■ YOUR ASSIGNMENT ■
Check every line of the entries for "specs", and copy the lines that hold it.

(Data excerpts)
☆ ☆ ☆ ☆ ☆ ☆ ☆

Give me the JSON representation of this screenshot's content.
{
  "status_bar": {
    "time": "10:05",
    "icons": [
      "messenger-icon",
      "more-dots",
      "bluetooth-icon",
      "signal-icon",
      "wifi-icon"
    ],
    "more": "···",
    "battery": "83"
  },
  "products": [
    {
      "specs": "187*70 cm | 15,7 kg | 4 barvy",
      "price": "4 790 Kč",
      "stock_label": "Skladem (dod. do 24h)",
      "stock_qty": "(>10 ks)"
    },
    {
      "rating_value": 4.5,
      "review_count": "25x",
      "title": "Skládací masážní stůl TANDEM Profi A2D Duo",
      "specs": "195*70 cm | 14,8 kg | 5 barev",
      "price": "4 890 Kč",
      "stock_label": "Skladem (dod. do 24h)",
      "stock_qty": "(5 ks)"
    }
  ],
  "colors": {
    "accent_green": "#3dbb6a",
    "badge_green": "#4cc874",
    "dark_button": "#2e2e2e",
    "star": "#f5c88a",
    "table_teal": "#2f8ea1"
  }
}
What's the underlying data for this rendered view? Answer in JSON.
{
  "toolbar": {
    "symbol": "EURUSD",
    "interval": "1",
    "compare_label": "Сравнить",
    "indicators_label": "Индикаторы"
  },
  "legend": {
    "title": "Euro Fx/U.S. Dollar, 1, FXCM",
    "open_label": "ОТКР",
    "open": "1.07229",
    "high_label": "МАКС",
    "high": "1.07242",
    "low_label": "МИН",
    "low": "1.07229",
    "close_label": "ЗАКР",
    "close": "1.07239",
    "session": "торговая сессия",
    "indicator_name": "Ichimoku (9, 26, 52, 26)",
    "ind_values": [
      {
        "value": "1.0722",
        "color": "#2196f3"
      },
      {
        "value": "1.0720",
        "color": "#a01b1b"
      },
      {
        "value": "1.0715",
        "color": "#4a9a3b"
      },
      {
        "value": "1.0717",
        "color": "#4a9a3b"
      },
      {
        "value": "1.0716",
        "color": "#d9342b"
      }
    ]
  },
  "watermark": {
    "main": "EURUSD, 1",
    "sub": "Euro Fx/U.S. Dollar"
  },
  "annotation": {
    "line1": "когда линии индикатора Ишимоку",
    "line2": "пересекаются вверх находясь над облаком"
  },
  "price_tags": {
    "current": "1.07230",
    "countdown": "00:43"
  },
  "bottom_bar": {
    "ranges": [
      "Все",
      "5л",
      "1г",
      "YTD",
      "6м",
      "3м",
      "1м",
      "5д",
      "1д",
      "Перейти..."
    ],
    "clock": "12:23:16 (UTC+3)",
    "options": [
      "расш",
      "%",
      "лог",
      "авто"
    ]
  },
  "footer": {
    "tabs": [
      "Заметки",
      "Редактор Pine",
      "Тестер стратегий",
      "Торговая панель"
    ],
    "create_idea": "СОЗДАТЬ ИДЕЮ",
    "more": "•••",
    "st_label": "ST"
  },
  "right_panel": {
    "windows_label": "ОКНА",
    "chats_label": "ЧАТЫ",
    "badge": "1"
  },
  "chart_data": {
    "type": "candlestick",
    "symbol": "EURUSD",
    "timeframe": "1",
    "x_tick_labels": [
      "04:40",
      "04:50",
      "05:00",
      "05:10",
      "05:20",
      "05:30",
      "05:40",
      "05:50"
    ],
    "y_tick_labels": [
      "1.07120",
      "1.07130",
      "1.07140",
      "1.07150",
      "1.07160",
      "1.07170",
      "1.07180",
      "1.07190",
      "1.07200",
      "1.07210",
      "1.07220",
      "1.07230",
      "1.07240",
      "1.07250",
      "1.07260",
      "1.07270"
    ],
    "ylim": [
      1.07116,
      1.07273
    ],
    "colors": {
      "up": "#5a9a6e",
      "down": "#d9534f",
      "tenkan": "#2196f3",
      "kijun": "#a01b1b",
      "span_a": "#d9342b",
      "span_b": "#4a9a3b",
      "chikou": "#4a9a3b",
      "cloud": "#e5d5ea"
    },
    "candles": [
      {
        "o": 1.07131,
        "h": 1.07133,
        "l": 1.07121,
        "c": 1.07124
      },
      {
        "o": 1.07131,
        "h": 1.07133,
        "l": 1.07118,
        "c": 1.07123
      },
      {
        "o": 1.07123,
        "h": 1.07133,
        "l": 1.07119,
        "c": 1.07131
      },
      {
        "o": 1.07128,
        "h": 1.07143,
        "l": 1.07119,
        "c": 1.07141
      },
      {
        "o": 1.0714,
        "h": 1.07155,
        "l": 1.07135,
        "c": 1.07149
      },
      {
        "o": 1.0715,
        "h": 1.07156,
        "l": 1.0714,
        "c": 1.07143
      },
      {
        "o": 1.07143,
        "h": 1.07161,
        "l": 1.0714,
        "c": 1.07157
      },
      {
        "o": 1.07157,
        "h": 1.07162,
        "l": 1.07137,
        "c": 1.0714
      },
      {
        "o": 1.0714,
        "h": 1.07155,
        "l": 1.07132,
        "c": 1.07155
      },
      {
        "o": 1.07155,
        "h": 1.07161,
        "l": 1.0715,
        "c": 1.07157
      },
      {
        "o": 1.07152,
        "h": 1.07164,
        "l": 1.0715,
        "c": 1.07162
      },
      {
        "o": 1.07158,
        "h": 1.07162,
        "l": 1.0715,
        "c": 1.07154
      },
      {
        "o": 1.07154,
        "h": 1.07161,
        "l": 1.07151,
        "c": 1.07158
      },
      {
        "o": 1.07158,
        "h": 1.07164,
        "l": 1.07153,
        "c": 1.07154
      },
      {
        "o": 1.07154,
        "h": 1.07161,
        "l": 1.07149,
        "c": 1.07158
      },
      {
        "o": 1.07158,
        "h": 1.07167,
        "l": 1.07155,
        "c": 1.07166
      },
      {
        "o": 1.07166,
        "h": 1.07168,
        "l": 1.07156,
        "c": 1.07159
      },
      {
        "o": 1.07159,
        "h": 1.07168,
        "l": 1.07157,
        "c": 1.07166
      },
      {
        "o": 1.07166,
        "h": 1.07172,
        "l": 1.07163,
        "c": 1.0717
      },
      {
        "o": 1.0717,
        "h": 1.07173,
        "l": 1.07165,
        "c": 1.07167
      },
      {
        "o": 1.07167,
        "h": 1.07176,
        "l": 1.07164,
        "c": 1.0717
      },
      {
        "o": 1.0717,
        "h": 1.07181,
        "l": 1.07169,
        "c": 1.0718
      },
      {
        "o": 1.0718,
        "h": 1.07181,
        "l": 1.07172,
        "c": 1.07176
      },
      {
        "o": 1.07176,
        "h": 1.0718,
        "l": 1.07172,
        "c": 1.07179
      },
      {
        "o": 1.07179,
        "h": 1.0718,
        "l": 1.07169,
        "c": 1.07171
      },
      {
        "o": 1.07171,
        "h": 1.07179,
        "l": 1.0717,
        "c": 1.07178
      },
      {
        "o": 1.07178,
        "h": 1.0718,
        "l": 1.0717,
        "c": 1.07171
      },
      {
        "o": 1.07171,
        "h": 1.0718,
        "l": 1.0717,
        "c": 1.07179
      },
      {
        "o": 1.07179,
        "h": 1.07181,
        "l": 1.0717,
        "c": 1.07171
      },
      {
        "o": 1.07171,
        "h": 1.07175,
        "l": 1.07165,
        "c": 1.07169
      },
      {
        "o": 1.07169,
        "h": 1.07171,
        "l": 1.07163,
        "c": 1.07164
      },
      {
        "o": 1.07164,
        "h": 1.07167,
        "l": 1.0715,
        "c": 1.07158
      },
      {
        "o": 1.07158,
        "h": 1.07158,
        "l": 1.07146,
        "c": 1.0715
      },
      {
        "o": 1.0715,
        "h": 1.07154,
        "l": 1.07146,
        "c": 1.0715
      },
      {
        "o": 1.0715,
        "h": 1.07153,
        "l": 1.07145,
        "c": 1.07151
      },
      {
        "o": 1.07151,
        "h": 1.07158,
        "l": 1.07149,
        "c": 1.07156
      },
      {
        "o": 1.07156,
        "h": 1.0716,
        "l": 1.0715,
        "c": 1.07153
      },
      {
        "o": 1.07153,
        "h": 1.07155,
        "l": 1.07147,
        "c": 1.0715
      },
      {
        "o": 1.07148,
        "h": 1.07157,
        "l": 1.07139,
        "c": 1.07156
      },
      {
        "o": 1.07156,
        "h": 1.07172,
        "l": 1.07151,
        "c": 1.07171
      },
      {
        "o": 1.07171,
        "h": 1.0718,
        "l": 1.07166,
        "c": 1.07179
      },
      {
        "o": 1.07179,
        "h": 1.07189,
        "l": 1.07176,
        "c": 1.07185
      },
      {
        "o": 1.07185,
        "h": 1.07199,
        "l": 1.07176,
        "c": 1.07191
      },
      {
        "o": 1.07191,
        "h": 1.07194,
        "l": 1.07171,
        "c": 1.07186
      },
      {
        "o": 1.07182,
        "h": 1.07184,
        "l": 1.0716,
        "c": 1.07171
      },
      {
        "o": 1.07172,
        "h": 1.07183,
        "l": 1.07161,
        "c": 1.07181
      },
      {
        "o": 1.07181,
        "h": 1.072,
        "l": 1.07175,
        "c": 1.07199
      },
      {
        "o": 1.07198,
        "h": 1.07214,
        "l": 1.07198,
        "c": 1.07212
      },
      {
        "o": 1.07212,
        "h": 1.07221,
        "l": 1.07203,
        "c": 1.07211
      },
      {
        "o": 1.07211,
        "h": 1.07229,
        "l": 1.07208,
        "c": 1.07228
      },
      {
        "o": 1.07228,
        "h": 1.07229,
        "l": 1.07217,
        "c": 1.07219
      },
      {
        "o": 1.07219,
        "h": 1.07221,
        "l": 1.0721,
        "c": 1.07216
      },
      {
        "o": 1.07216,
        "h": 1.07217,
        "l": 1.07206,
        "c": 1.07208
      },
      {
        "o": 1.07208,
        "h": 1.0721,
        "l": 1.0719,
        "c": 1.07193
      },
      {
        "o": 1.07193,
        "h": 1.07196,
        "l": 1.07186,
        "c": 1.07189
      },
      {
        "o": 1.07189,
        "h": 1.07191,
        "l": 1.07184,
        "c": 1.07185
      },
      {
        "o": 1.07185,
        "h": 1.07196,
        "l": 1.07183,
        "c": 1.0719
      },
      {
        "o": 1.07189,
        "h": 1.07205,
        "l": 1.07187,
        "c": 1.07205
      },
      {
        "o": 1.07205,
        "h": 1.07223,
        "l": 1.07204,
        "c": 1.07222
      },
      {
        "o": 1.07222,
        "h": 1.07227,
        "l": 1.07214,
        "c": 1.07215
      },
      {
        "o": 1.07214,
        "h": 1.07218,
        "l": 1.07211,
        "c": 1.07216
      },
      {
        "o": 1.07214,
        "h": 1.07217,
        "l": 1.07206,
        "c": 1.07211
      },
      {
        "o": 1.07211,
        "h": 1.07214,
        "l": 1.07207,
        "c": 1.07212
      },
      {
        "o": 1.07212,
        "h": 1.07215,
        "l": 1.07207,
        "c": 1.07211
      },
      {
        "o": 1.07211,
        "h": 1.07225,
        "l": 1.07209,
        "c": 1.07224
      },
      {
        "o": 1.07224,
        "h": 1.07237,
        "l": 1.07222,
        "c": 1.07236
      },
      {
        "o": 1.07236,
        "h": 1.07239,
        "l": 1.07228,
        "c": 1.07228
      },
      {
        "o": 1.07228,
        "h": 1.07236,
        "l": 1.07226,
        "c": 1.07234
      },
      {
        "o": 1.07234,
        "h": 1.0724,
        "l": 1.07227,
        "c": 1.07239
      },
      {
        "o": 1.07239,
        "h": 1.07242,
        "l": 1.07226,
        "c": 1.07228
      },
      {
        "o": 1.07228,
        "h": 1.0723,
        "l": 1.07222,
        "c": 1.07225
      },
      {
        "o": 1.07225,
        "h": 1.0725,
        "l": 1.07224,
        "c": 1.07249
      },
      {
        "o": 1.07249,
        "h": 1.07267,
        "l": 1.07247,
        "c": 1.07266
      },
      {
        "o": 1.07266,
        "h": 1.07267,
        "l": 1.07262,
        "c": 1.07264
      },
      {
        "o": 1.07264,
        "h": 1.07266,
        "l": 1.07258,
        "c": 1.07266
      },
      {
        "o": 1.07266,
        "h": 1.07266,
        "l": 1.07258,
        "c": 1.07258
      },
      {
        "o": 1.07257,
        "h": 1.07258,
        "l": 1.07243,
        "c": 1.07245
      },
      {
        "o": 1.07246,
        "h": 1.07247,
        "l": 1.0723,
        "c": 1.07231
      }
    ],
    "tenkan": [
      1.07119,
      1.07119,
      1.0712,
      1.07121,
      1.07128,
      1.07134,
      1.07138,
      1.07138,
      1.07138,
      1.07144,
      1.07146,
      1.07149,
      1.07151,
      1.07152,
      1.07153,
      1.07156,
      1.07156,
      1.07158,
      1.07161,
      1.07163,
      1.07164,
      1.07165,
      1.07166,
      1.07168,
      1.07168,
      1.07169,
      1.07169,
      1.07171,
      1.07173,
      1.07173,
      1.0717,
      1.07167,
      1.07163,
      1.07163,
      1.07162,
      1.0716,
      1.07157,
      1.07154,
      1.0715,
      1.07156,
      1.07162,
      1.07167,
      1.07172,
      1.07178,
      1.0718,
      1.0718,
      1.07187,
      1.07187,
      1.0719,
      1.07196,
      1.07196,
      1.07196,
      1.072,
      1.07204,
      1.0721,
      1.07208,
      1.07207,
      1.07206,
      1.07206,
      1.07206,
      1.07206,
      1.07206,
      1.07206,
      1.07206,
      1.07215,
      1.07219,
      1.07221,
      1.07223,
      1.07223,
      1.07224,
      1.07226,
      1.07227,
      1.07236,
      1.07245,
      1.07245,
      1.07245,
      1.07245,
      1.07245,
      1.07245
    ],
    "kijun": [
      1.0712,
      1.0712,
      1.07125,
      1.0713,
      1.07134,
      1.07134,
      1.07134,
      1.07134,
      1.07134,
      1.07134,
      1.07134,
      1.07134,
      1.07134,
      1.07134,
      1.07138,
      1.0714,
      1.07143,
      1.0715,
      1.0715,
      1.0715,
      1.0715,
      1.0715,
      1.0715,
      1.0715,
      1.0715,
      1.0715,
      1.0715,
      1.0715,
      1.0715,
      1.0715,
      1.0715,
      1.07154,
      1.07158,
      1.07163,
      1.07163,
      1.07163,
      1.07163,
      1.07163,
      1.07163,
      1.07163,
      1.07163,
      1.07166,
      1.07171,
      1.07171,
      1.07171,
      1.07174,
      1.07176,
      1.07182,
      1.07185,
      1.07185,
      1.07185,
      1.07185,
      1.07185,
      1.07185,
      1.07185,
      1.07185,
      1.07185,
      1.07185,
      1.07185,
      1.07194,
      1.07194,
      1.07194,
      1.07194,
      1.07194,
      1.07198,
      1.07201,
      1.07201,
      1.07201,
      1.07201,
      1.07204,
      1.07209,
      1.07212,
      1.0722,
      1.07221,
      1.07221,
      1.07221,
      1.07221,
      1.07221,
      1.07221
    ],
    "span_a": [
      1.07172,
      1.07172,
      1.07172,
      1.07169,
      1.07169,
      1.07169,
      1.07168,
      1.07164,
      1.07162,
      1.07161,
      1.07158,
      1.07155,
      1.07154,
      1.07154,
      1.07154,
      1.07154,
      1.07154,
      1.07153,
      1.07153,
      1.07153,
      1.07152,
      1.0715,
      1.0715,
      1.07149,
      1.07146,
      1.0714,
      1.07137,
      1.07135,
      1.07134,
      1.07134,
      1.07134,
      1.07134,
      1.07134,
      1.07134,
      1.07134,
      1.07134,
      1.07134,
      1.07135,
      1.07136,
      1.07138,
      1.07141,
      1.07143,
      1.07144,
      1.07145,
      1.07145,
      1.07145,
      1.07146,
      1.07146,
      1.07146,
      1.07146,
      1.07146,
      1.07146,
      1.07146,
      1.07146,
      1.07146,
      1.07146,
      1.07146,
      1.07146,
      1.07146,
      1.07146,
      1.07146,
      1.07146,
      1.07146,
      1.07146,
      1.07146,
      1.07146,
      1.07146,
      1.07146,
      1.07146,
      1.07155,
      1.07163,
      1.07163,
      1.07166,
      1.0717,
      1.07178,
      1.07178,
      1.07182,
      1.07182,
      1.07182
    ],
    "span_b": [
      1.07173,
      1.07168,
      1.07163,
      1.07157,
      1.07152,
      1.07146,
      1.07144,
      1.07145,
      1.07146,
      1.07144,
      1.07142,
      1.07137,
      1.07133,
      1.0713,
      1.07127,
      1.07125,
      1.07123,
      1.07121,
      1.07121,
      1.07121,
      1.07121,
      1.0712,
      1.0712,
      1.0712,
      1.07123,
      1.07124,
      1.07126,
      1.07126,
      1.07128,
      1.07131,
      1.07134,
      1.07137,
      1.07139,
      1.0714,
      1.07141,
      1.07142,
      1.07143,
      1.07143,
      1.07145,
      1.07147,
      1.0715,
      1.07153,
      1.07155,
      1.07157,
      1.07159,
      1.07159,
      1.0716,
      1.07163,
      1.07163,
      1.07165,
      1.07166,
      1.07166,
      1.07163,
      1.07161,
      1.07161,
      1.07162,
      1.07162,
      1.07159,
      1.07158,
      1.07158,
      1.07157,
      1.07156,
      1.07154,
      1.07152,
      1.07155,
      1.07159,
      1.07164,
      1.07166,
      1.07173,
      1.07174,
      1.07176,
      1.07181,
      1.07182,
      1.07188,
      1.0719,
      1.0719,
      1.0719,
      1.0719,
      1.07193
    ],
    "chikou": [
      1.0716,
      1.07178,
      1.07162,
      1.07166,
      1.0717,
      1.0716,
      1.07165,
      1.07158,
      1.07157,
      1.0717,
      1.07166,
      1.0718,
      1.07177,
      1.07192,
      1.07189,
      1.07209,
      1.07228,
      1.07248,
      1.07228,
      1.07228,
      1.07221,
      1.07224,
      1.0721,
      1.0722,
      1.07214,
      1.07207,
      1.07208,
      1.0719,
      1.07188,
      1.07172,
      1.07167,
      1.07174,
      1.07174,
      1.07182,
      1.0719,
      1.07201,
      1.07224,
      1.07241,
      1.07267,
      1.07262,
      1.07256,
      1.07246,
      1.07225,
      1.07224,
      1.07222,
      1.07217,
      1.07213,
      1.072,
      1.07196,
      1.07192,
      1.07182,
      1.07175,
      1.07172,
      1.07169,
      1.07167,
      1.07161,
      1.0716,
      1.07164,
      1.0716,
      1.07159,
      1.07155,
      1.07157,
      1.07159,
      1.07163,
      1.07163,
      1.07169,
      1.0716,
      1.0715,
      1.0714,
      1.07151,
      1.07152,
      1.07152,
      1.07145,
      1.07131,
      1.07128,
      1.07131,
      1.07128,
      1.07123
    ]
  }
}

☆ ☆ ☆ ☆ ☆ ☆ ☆

■ TASK RESPONSE ■
      "specs": "187*70 cm | 15,7 kg | 4 barvy",
      "specs": "195*70 cm | 14,8 kg | 5 barev",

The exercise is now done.